- The Eddy Building will be going through a remodel beginning the week of May 19th! The English Department offices will move over to the Behavioral Sciences Building, Rooms A104-112. The phone number will remain the same.
- The Writing Center will be relocating to Johnson Hall Room 119 for the summer (and the 2014-15 academic year). We will reopen on Tuesday, May 27 and will close on Thursday, August 7. The Writing Center will be open during the summer Mondays through Thursdays 10:00am-12:30pm. While we offer walk-ins if they are available, we recommend that clients make appointments with us to guarantee a consultation. To make an appointment, please visit: https://colostate.mywconline.com/. Thanks, and we look forward to serving you!
- The Eddy 300 Lab will close early Friday, May 16th at 2:00 pm. It will remain closed during the Eddy Building construction. Students needing to print please use the Clark Lab.
- Tobi Jacobi gave a keynote on research sustainability and ethics highlighting her prison work in the Composition and Cultural Rhetoric program at Syracuse University. She also began work on 20th Century prison narratives from the New York Training School for Girls with the non-profit Prison Public Memory Project in Hudson, NY in mid-May.
- Community Literacy Center (CLC) interns, Elise Yenne, Brittany Devons, and Olivia Pait successfully completed their year-long community writing teaching with two public readings as the Spring 2014 SpeakOut! journal was launched during the last two weeks. Thanks to assistant director Lauren Alessi for her leadership all year!
- Sasha Steensen talks about her new book with Maggie Millner at ZYZZYVA: http://www.zyzzyva.org/2014/05/13/the-beauty-and-violence-of-a-family-and-of-a-nation-qa-with-sasha-steensen/
- Ian Blake has accepted a position at Holyoke Junior and Senior High School in Holyoke, Colorado to teach English.
- Pattie Cowell’s “Resisting the Border: Natural Narrative, Everyday Story” was published recently in Western American Literature 48:4 (2014): 445-463.
Lauren Alessi, Assistant Director of the Community Literacy Center, is continuing in her third year at CSU. She began studying here in 2011, and is currently a master’s student in the Sociology department. Alessi shared her passion for the work that she does, and gave me more insight as to what the CLC does for the community.
What is your job position and current role at the CLC? I’m the assistant director of the CLC, so my role is to supervise the interns. We have four interns right now as well as the volunteers, and we have about 10 volunteers. I also research and apply for different grants because we are grant funded, and I do a lot of community outreach as well. We have publications that we put out each semester through our program, and so I’ll have people email me about the journals. We distribute them throughout the community and out of state.

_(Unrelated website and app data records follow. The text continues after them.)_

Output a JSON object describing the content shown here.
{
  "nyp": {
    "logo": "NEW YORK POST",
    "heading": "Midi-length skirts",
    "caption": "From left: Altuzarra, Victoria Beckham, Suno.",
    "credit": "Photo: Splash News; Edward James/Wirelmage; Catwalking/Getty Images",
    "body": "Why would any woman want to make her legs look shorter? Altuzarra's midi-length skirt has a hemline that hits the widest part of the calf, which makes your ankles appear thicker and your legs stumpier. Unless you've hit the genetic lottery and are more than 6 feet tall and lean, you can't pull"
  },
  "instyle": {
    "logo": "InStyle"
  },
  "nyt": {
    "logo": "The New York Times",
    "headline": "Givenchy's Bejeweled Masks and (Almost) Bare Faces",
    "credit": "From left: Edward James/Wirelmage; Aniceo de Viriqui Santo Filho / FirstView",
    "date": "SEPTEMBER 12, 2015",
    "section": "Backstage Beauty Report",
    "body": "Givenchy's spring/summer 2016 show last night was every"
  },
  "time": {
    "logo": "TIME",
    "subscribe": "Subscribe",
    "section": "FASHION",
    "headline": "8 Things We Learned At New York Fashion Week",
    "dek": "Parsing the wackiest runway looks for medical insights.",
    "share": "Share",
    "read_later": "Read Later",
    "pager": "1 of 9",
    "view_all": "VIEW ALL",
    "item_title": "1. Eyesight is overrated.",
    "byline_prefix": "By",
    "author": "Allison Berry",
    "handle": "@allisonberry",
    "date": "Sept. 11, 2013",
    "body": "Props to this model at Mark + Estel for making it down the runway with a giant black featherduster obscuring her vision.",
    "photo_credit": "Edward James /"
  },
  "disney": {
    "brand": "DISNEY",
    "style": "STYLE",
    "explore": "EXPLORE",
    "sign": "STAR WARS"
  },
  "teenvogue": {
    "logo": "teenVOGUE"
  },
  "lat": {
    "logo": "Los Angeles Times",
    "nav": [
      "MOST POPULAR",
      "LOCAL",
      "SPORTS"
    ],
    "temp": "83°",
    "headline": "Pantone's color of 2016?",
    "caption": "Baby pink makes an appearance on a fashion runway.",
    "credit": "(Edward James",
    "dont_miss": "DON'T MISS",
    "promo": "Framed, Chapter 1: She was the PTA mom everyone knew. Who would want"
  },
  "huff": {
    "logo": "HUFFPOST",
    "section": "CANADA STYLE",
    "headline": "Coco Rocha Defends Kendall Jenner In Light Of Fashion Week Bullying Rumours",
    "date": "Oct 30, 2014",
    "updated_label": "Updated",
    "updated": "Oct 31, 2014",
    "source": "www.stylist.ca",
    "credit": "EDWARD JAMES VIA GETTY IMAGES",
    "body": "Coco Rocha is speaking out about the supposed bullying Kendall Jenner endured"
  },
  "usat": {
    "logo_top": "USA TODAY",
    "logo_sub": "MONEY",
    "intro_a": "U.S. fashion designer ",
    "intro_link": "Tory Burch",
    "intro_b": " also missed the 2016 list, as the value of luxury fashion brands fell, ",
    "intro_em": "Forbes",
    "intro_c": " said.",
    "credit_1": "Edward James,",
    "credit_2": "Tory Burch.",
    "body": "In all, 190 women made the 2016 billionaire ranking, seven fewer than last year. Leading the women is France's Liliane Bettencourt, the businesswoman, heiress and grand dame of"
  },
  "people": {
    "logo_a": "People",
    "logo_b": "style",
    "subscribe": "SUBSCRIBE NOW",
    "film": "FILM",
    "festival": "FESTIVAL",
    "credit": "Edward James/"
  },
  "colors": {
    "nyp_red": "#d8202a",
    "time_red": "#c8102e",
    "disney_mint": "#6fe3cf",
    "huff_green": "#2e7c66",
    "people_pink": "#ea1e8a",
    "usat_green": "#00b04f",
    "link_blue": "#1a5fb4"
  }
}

What does your typical day of work consist of? A day at the office varies quite a bit. One of the main things we do is the “Speak Out Writing Workshop,” and that’s a weekly writing workshop that takes place at the jail. So some days there will be workshops going on, other days there are many meetings, or if there’s a grant due I’ll be working to get that together; there’s just a lot that goes on from week to week.
What is one of your favorite things about the CLC? One of my favorite things about the CLC is the community readings that we do each semester. Towards the end of the semester when the CLC publication comes out, we have community wide readings at the jail, and local coffee shops for the Turning Point groups. So the writers will share their work, and it has a poetry reading feel to it. With the jail readings, people from the community are allowed to come, and it’s a huge celebration of their work being published in the journal. It’s such a great event, and it’s cool to see them share the work that they’ve written.
Describe Eddy in one word. Traffic-jammed. [laughs]
Favorite book: It’s “The Age of Innocence”, by Edith Wharton. I just really love her voice, the way that she writes, and her kind of command of language; it’s really exciting for me.
Do you have any advice for English majors? Clear your bookshelves!